*** Material provided ***
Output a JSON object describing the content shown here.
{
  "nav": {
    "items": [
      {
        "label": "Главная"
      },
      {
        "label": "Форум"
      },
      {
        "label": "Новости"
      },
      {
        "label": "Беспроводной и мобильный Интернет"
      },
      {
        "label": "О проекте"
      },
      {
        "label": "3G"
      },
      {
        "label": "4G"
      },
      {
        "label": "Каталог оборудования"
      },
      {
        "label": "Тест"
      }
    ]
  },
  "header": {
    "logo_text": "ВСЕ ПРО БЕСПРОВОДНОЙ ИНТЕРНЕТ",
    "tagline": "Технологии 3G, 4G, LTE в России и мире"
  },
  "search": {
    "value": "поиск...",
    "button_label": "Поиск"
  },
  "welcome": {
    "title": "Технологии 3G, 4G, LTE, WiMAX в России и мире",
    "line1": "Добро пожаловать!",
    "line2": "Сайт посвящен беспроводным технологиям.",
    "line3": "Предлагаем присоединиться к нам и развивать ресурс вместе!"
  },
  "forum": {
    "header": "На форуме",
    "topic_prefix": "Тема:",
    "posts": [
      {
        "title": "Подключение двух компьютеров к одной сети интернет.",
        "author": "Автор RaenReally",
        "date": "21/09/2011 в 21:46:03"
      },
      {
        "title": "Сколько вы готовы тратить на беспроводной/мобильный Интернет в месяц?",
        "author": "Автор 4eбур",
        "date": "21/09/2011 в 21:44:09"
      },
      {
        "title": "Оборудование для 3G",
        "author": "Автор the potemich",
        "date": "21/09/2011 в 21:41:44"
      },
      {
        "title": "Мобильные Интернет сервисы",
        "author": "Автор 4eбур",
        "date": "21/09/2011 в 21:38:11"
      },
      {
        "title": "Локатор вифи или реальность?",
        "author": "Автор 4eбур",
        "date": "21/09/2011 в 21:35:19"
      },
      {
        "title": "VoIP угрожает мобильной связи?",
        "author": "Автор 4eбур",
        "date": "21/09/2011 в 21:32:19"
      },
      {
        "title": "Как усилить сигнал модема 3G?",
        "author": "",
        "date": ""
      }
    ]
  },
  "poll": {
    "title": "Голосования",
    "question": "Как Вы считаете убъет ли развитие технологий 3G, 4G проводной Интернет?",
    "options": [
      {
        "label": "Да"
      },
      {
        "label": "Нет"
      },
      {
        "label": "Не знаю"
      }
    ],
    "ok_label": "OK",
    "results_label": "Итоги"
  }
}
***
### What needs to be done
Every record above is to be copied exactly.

### Problem solution
Output a JSON object describing the content shown here.
{
  "nav": {
    "items": [
      {
        "label": "Главная"
      },
      {
        "label": "Форум"
      },
      {
        "label": "Новости"
      },
      {
        "label": "Беспроводной и мобильный Интернет"
      },
      {
        "label": "О проекте"
      },
      {
        "label": "3G"
      },
      {
        "label": "4G"
      },
      {
        "label": "Каталог оборудования"
      },
      {
        "label": "Тест"
      }
    ]
  },
  "header": {
    "logo_text": "ВСЕ ПРО БЕСПРОВОДНОЙ ИНТЕРНЕТ",
    "tagline": "Технологии 3G, 4G, LTE в России и мире"
  },
  "search": {
    "value": "поиск...",
    "button_label": "Поиск"
  },
  "welcome": {
    "title": "Технологии 3G, 4G, LTE, WiMAX в России и мире",
    "line1": "Добро пожаловать!",
    "line2": "Сайт посвящен беспроводным технологиям.",
    "line3": "Предлагаем присоединиться к нам и развивать ресурс вместе!"
  },
  "forum": {
    "header": "На форуме",
    "topic_prefix": "Тема:",
    "posts": [
      {
        "title": "Подключение двух компьютеров к одной сети интернет.",
        "author": "Автор RaenReally",
        "date": "21/09/2011 в 21:46:03"
      },
      {
        "title": "Сколько вы готовы тратить на беспроводной/мобильный Интернет в месяц?",
        "author": "Автор 4eбур",
        "date": "21/09/2011 в 21:44:09"
      },
      {
        "title": "Оборудование для 3G",
        "author": "Автор the potemich",
        "date": "21/09/2011 в 21:41:44"
      },
      {
        "title": "Мобильные Интернет сервисы",
        "author": "Автор 4eбур",
        "date": "21/09/2011 в 21:38:11"
      },
      {
        "title": "Локатор вифи или реальность?",
        "author": "Автор 4eбур",
        "date": "21/09/2011 в 21:35:19"
      },
      {
        "title": "VoIP угрожает мобильной связи?",
        "author": "Автор 4eбур",
        "date": "21/09/2011 в 21:32:19"
      },
      {
        "title": "Как усилить сигнал модема 3G?",
        "author": "",
        "date": ""
      }
    ]
  },
  "poll": {
    "title": "Голосования",
    "question": "Как Вы считаете убъет ли развитие технологий 3G, 4G проводной Интернет?",
    "options": [
      {
        "label": "Да"
      },
      {
        "label": "Нет"
      },
      {
        "label": "Не знаю"
      }
    ],
    "ok_label": "OK",
    "results_label": "Итоги"
  }
}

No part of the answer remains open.